■ DATASET CONTENT ■

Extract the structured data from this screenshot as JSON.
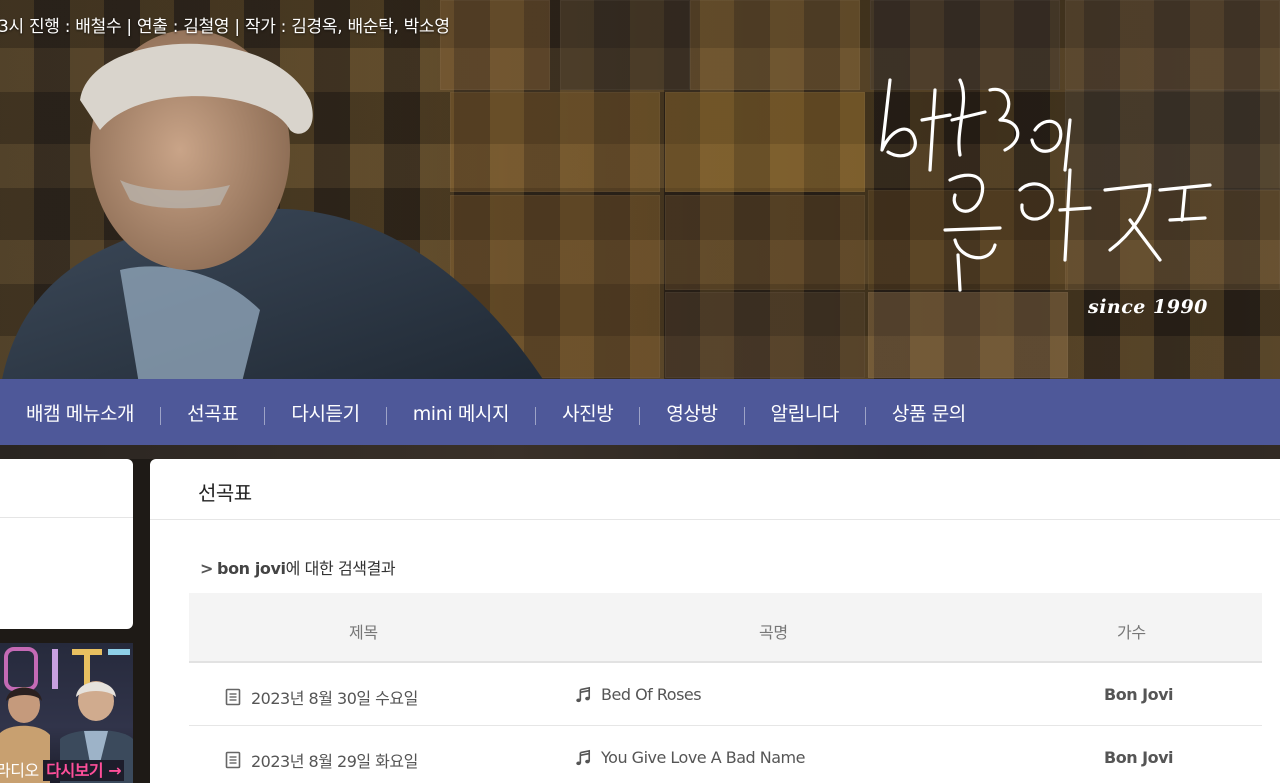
{
  "banner": {
    "credits": "3시   진행 : 배철수 | 연출 : 김철영 | 작가 : 김경옥, 배순탁, 박소영",
    "since": "since 1990"
  },
  "nav": {
    "items": [
      {
        "label": "배캠 메뉴소개"
      },
      {
        "label": "선곡표"
      },
      {
        "label": "다시듣기"
      },
      {
        "label": "mini 메시지"
      },
      {
        "label": "사진방"
      },
      {
        "label": "영상방"
      },
      {
        "label": "알립니다"
      },
      {
        "label": "상품 문의"
      }
    ]
  },
  "sidebar": {
    "promo_prefix": "라디오",
    "promo_highlight": "다시보기 →"
  },
  "main": {
    "title": "선곡표",
    "search": {
      "arrow": ">",
      "keyword": "bon jovi",
      "suffix": "에 대한 검색결과"
    },
    "table": {
      "headers": {
        "title": "제목",
        "song": "곡명",
        "artist": "가수"
      },
      "rows": [
        {
          "date": "2023년 8월 30일 수요일",
          "song": "Bed Of Roses",
          "artist": "Bon Jovi"
        },
        {
          "date": "2023년 8월 29일 화요일",
          "song": "You Give Love A Bad Name",
          "artist": "Bon Jovi"
        }
      ]
    }
  },
  "colors": {
    "nav_bg": "#4e5899",
    "promo_highlight": "#ff4f9a"
  }
}
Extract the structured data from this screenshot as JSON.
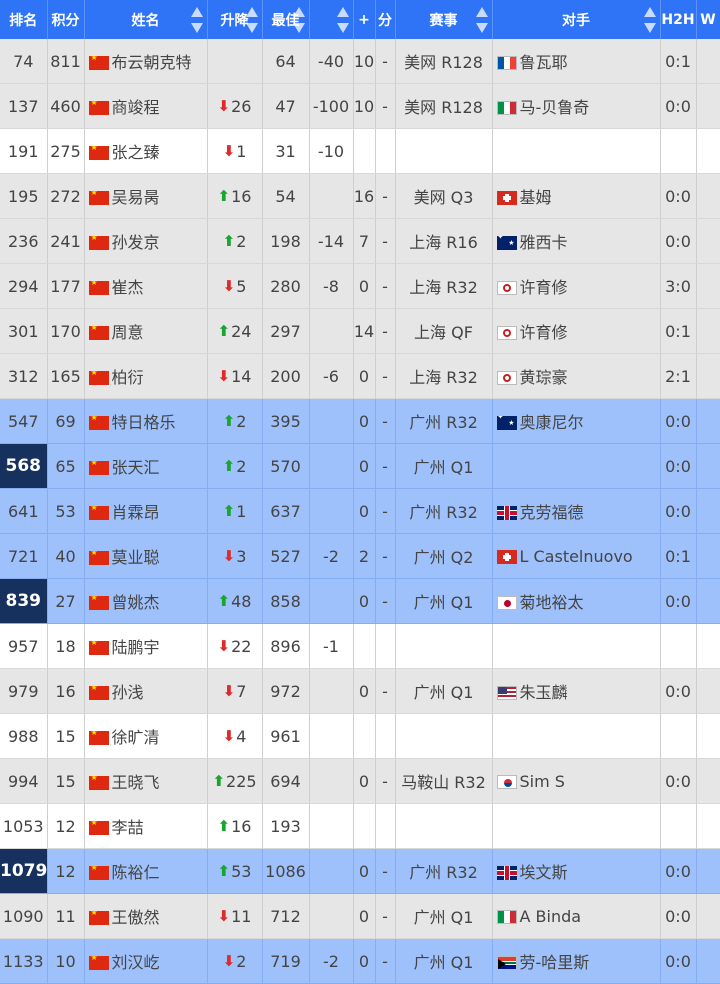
{
  "headers": {
    "rank": "排名",
    "points": "积分",
    "name": "姓名",
    "change": "升降",
    "best": "最佳",
    "diff": "",
    "pts_a": "+",
    "pts_b": "分",
    "tournament": "赛事",
    "opponent": "对手",
    "h2h": "H2H",
    "w": "W"
  },
  "colors": {
    "header_bg": "#2f74f6",
    "row_gray": "#e6e6e6",
    "row_blue": "#9ec1fc",
    "rank_highlight": "#17315e",
    "arrow_up": "#19a530",
    "arrow_down": "#e02a2a"
  },
  "rows": [
    {
      "rank": "74",
      "points": "811",
      "flag": "cn",
      "name": "布云朝克特",
      "dir": "",
      "chg": "",
      "best": "64",
      "diff": "-40",
      "p1": "10",
      "p2": "-",
      "tour": "美网 R128",
      "opp_flag": "fr",
      "opp": "鲁瓦耶",
      "h2h": "0:1",
      "style": "gray",
      "hl": false
    },
    {
      "rank": "137",
      "points": "460",
      "flag": "cn",
      "name": "商竣程",
      "dir": "down",
      "chg": "26",
      "best": "47",
      "diff": "-100",
      "p1": "10",
      "p2": "-",
      "tour": "美网 R128",
      "opp_flag": "it",
      "opp": "马-贝鲁奇",
      "h2h": "0:0",
      "style": "gray",
      "hl": false
    },
    {
      "rank": "191",
      "points": "275",
      "flag": "cn",
      "name": "张之臻",
      "dir": "down",
      "chg": "1",
      "best": "31",
      "diff": "-10",
      "p1": "",
      "p2": "",
      "tour": "",
      "opp_flag": "",
      "opp": "",
      "h2h": "",
      "style": "white",
      "hl": false
    },
    {
      "rank": "195",
      "points": "272",
      "flag": "cn",
      "name": "吴易昺",
      "dir": "up",
      "chg": "16",
      "best": "54",
      "diff": "",
      "p1": "16",
      "p2": "-",
      "tour": "美网 Q3",
      "opp_flag": "ch",
      "opp": "基姆",
      "h2h": "0:0",
      "style": "gray",
      "hl": false
    },
    {
      "rank": "236",
      "points": "241",
      "flag": "cn",
      "name": "孙发京",
      "dir": "up",
      "chg": "2",
      "best": "198",
      "diff": "-14",
      "p1": "7",
      "p2": "-",
      "tour": "上海 R16",
      "opp_flag": "au",
      "opp": "雅西卡",
      "h2h": "0:0",
      "style": "gray",
      "hl": false
    },
    {
      "rank": "294",
      "points": "177",
      "flag": "cn",
      "name": "崔杰",
      "dir": "down",
      "chg": "5",
      "best": "280",
      "diff": "-8",
      "p1": "0",
      "p2": "-",
      "tour": "上海 R32",
      "opp_flag": "tw",
      "opp": "许育修",
      "h2h": "3:0",
      "style": "gray",
      "hl": false
    },
    {
      "rank": "301",
      "points": "170",
      "flag": "cn",
      "name": "周意",
      "dir": "up",
      "chg": "24",
      "best": "297",
      "diff": "",
      "p1": "14",
      "p2": "-",
      "tour": "上海 QF",
      "opp_flag": "tw",
      "opp": "许育修",
      "h2h": "0:1",
      "style": "gray",
      "hl": false
    },
    {
      "rank": "312",
      "points": "165",
      "flag": "cn",
      "name": "柏衍",
      "dir": "down",
      "chg": "14",
      "best": "200",
      "diff": "-6",
      "p1": "0",
      "p2": "-",
      "tour": "上海 R32",
      "opp_flag": "tw",
      "opp": "黄琮豪",
      "h2h": "2:1",
      "style": "gray",
      "hl": false
    },
    {
      "rank": "547",
      "points": "69",
      "flag": "cn",
      "name": "特日格乐",
      "dir": "up",
      "chg": "2",
      "best": "395",
      "diff": "",
      "p1": "0",
      "p2": "-",
      "tour": "广州 R32",
      "opp_flag": "au",
      "opp": "奥康尼尔",
      "h2h": "0:0",
      "style": "blue",
      "hl": false
    },
    {
      "rank": "568",
      "points": "65",
      "flag": "cn",
      "name": "张天汇",
      "dir": "up",
      "chg": "2",
      "best": "570",
      "diff": "",
      "p1": "0",
      "p2": "-",
      "tour": "广州 Q1",
      "opp_flag": "",
      "opp": "",
      "h2h": "0:0",
      "style": "blue",
      "hl": true
    },
    {
      "rank": "641",
      "points": "53",
      "flag": "cn",
      "name": "肖霖昂",
      "dir": "up",
      "chg": "1",
      "best": "637",
      "diff": "",
      "p1": "0",
      "p2": "-",
      "tour": "广州 R32",
      "opp_flag": "gb",
      "opp": "克劳福德",
      "h2h": "0:0",
      "style": "blue",
      "hl": false
    },
    {
      "rank": "721",
      "points": "40",
      "flag": "cn",
      "name": "莫业聪",
      "dir": "down",
      "chg": "3",
      "best": "527",
      "diff": "-2",
      "p1": "2",
      "p2": "-",
      "tour": "广州 Q2",
      "opp_flag": "ch",
      "opp": "L Castelnuovo",
      "h2h": "0:1",
      "style": "blue",
      "hl": false
    },
    {
      "rank": "839",
      "points": "27",
      "flag": "cn",
      "name": "曾姚杰",
      "dir": "up",
      "chg": "48",
      "best": "858",
      "diff": "",
      "p1": "0",
      "p2": "-",
      "tour": "广州 Q1",
      "opp_flag": "jp",
      "opp": "菊地裕太",
      "h2h": "0:0",
      "style": "blue",
      "hl": true
    },
    {
      "rank": "957",
      "points": "18",
      "flag": "cn",
      "name": "陆鹏宇",
      "dir": "down",
      "chg": "22",
      "best": "896",
      "diff": "-1",
      "p1": "",
      "p2": "",
      "tour": "",
      "opp_flag": "",
      "opp": "",
      "h2h": "",
      "style": "white",
      "hl": false
    },
    {
      "rank": "979",
      "points": "16",
      "flag": "cn",
      "name": "孙浅",
      "dir": "down",
      "chg": "7",
      "best": "972",
      "diff": "",
      "p1": "0",
      "p2": "-",
      "tour": "广州 Q1",
      "opp_flag": "us",
      "opp": "朱玉麟",
      "h2h": "0:0",
      "style": "gray",
      "hl": false
    },
    {
      "rank": "988",
      "points": "15",
      "flag": "cn",
      "name": "徐旷清",
      "dir": "down",
      "chg": "4",
      "best": "961",
      "diff": "",
      "p1": "",
      "p2": "",
      "tour": "",
      "opp_flag": "",
      "opp": "",
      "h2h": "",
      "style": "white",
      "hl": false
    },
    {
      "rank": "994",
      "points": "15",
      "flag": "cn",
      "name": "王晓飞",
      "dir": "up",
      "chg": "225",
      "best": "694",
      "diff": "",
      "p1": "0",
      "p2": "-",
      "tour": "马鞍山 R32",
      "opp_flag": "kr",
      "opp": "Sim S",
      "h2h": "0:0",
      "style": "gray",
      "hl": false
    },
    {
      "rank": "1053",
      "points": "12",
      "flag": "cn",
      "name": "李喆",
      "dir": "up",
      "chg": "16",
      "best": "193",
      "diff": "",
      "p1": "",
      "p2": "",
      "tour": "",
      "opp_flag": "",
      "opp": "",
      "h2h": "",
      "style": "white",
      "hl": false
    },
    {
      "rank": "1079",
      "points": "12",
      "flag": "cn",
      "name": "陈裕仁",
      "dir": "up",
      "chg": "53",
      "best": "1086",
      "diff": "",
      "p1": "0",
      "p2": "-",
      "tour": "广州 R32",
      "opp_flag": "gb",
      "opp": "埃文斯",
      "h2h": "0:0",
      "style": "blue",
      "hl": true
    },
    {
      "rank": "1090",
      "points": "11",
      "flag": "cn",
      "name": "王傲然",
      "dir": "down",
      "chg": "11",
      "best": "712",
      "diff": "",
      "p1": "0",
      "p2": "-",
      "tour": "广州 Q1",
      "opp_flag": "it",
      "opp": "A Binda",
      "h2h": "0:0",
      "style": "gray",
      "hl": false
    },
    {
      "rank": "1133",
      "points": "10",
      "flag": "cn",
      "name": "刘汉屹",
      "dir": "down",
      "chg": "2",
      "best": "719",
      "diff": "-2",
      "p1": "0",
      "p2": "-",
      "tour": "广州 Q1",
      "opp_flag": "za",
      "opp": "劳-哈里斯",
      "h2h": "0:0",
      "style": "blue",
      "hl": false
    }
  ]
}
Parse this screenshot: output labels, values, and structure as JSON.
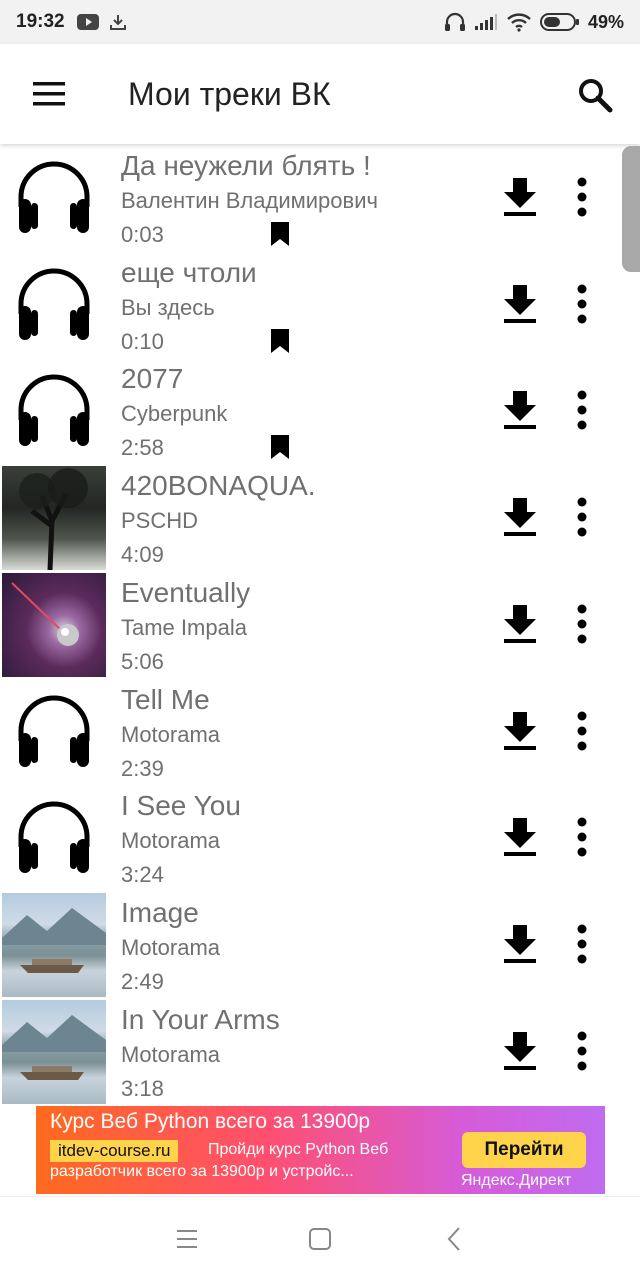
{
  "status_bar": {
    "time": "19:32",
    "battery": "49%",
    "icons": [
      "youtube-icon",
      "download-notification-icon",
      "headphones-icon",
      "signal-icon",
      "wifi-icon",
      "battery-icon"
    ]
  },
  "app_bar": {
    "title": "Мои треки ВК",
    "menu_icon": "hamburger-menu-icon",
    "search_icon": "search-icon"
  },
  "tracks": [
    {
      "title": "Да неужели блять !",
      "artist": "Валентин Владимирович",
      "duration": "0:03",
      "cover": "headphones",
      "bookmarked": true
    },
    {
      "title": "еще чтоли",
      "artist": "Вы здесь",
      "duration": "0:10",
      "cover": "headphones",
      "bookmarked": true
    },
    {
      "title": "2077",
      "artist": "Cyberpunk",
      "duration": "2:58",
      "cover": "headphones",
      "bookmarked": true
    },
    {
      "title": "420BONAQUA.",
      "artist": "PSCHD",
      "duration": "4:09",
      "cover": "album-art-tree",
      "bookmarked": false
    },
    {
      "title": "Eventually",
      "artist": "Tame Impala",
      "duration": "5:06",
      "cover": "album-art-impala",
      "bookmarked": false
    },
    {
      "title": "Tell Me",
      "artist": "Motorama",
      "duration": "2:39",
      "cover": "headphones",
      "bookmarked": false
    },
    {
      "title": "I See You",
      "artist": "Motorama",
      "duration": "3:24",
      "cover": "headphones",
      "bookmarked": false
    },
    {
      "title": "Image",
      "artist": "Motorama",
      "duration": "2:49",
      "cover": "album-art-lake",
      "bookmarked": false
    },
    {
      "title": "In Your Arms",
      "artist": "Motorama",
      "duration": "3:18",
      "cover": "album-art-lake",
      "bookmarked": false
    }
  ],
  "ad": {
    "title": "Курс Веб Python всего за 13900р",
    "site": "itdev-course.ru",
    "desc_line1": "Пройди курс Python Веб",
    "desc_line2": "разработчик всего за 13900р и устройс...",
    "cta": "Перейти",
    "source": "Яндекс.Директ",
    "colors": {
      "start": "#ff6a1e",
      "end": "#c06cf0",
      "accent": "#ffd34a"
    }
  },
  "nav_bar": {
    "icons": [
      "recent-apps-icon",
      "home-icon",
      "back-icon"
    ]
  },
  "colors": {
    "text_secondary": "#707070",
    "icon": "#000000",
    "status_bar_bg": "#f2f2f2"
  }
}
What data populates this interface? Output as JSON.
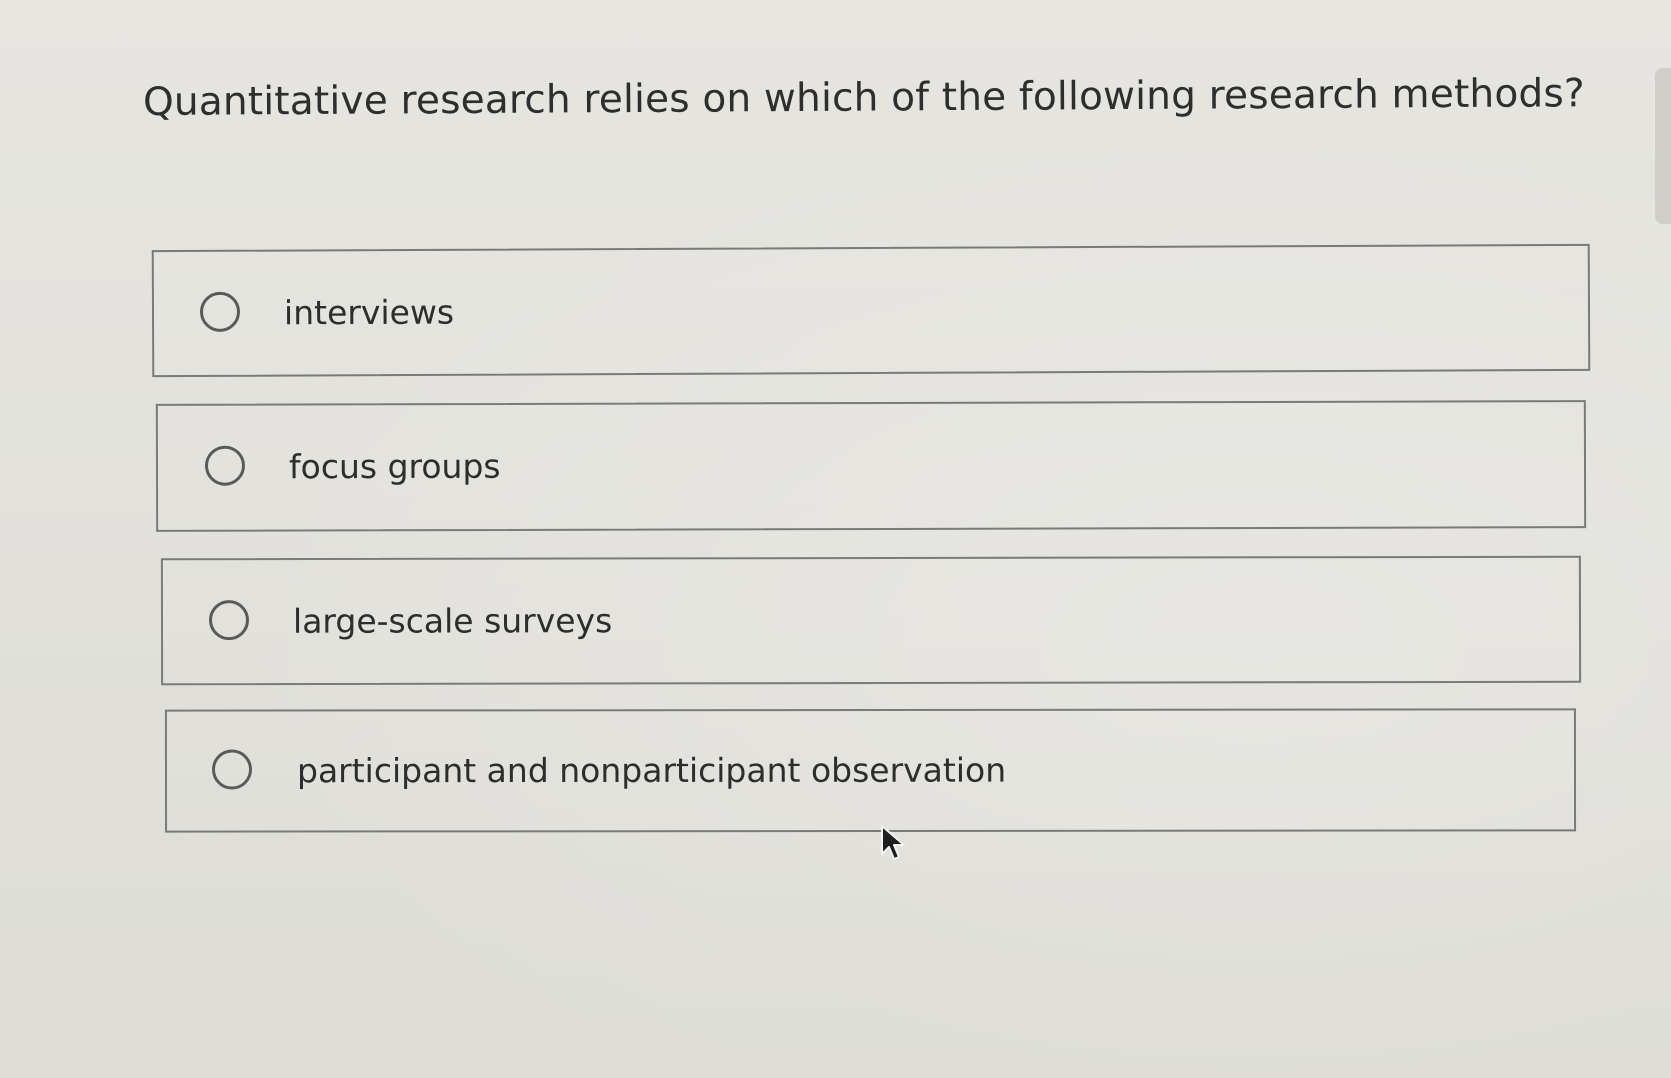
{
  "question": {
    "text": "Quantitative research relies on which of the following research methods?"
  },
  "options": [
    {
      "label": "interviews",
      "selected": false
    },
    {
      "label": "focus groups",
      "selected": false
    },
    {
      "label": "large-scale surveys",
      "selected": false
    },
    {
      "label": "participant and nonparticipant observation",
      "selected": false
    }
  ],
  "icons": {
    "radio": "radio-button-unchecked-icon",
    "cursor": "mouse-pointer-arrow-icon"
  },
  "colors": {
    "background": "#e3e2dd",
    "border": "#7a7a78",
    "text": "#2d2d2d"
  }
}
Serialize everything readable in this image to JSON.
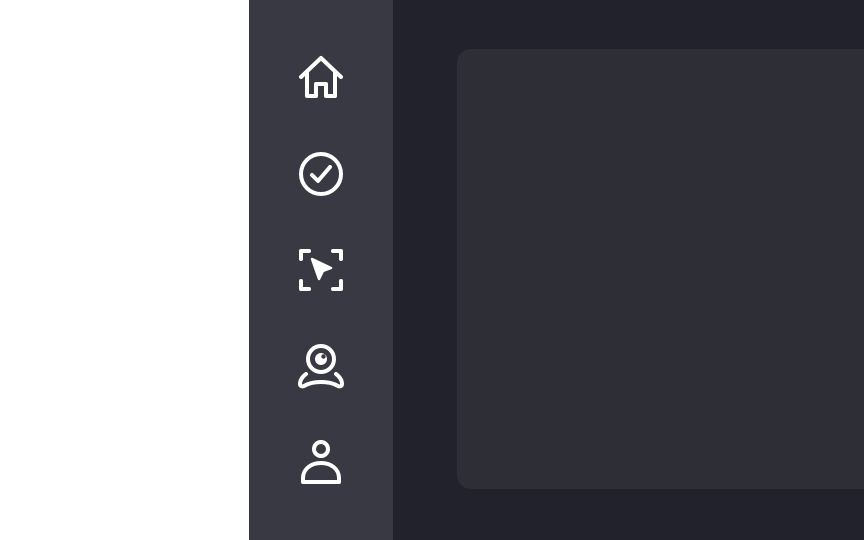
{
  "colors": {
    "sidebar_bg": "#393943",
    "main_bg": "#22222c",
    "panel_bg": "#2e2e37",
    "icon": "#ffffff"
  },
  "sidebar": {
    "items": [
      {
        "id": "home",
        "icon": "home-icon"
      },
      {
        "id": "tasks",
        "icon": "check-circle-icon"
      },
      {
        "id": "select",
        "icon": "cursor-select-icon"
      },
      {
        "id": "webcam",
        "icon": "webcam-icon"
      },
      {
        "id": "profile",
        "icon": "user-icon"
      }
    ]
  }
}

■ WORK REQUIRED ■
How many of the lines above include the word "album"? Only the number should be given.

■ FINAL ANSWER ■
4